Thank you, Paul. This information is really helpful. I'm scouring through the documents to determine whether we can go ahead with VolDB at this point. Our current application (stock trading platform) has its business logic done entirely in stored procedures (MSSQL). It is simply not feasible for me to rewrite all our applications to move logic to the application layer. Therefore, I would be adopting MSSQL stored procedures into VoltDB. Which is a good thing since VoltDB's procedures are in Java. However, this means that single stored procedure would need to load data from many different tables and/or modify data in different tables and also call other stored procedures which will modify their own set of tables. The fact that all this will be done in single transaction is good news to me (really good news), but can VoltDB's stored procedures be so complicated? Is it possible to use Java's collections framework from within VoltDB? Can I create arbitrary classes within VoltDB to perform calculations?
There are very few restrictions on what stored procedures are allowed to do or to call.
I already mentioned previously in this thread the restrictions around calling other stored procedures -- that is, having the run method of a class derived from VoltProcedure call another run method, whether directly or indirectly, to delegate database access.
The other class of restrictions is related to determinism of inputs to database write operations (DML statements). VoltDB is designed to support both k-safety ("live" redundancy) and WAN replication. To ensure the integrity of the database when one of a set of redundant servers is taken down, or when the database must switch over to a remote backup, it is imperative that each stored procedure invocation have an identical effect on the database wherever/whenever it is run, based solely on the procedure's input parameters. The executed SQL statements and their parameters must be a result (direct or indirect) of the stored procedure's input arguments and not influenced by other factors that might be available to a java program -- like the current time, or the results of a random number generator, or a reading from a temperature sensor or a local file. Basing DML statement choices and/or their parameters on such "variables" is likely to run afoul of VoltDB's internal integrity checking, which can have serious consequences. Such "external data" must be provided by "the database clients" through stored procedure parameters.

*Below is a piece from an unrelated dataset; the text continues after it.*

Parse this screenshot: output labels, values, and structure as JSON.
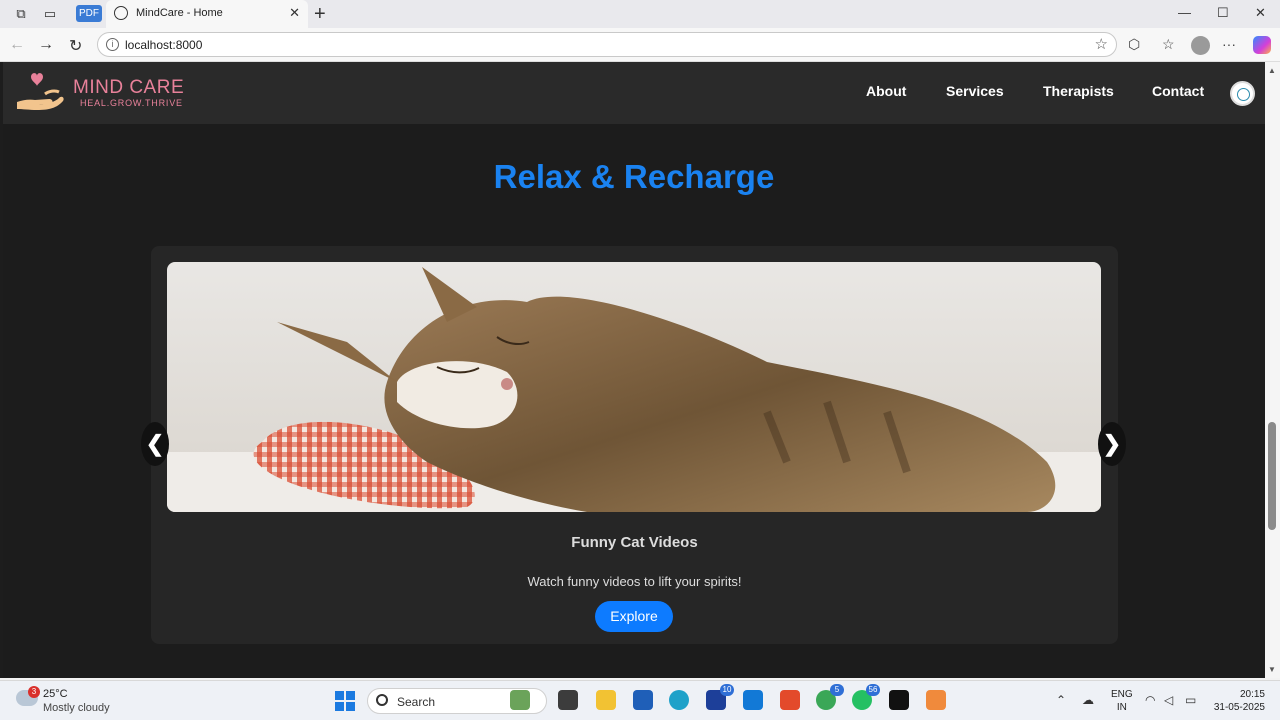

Aside from this determinism restriction, stored procedures have full access to the power of the jvm and anything that can be packaged into jar files and run on the architecture of the host machines.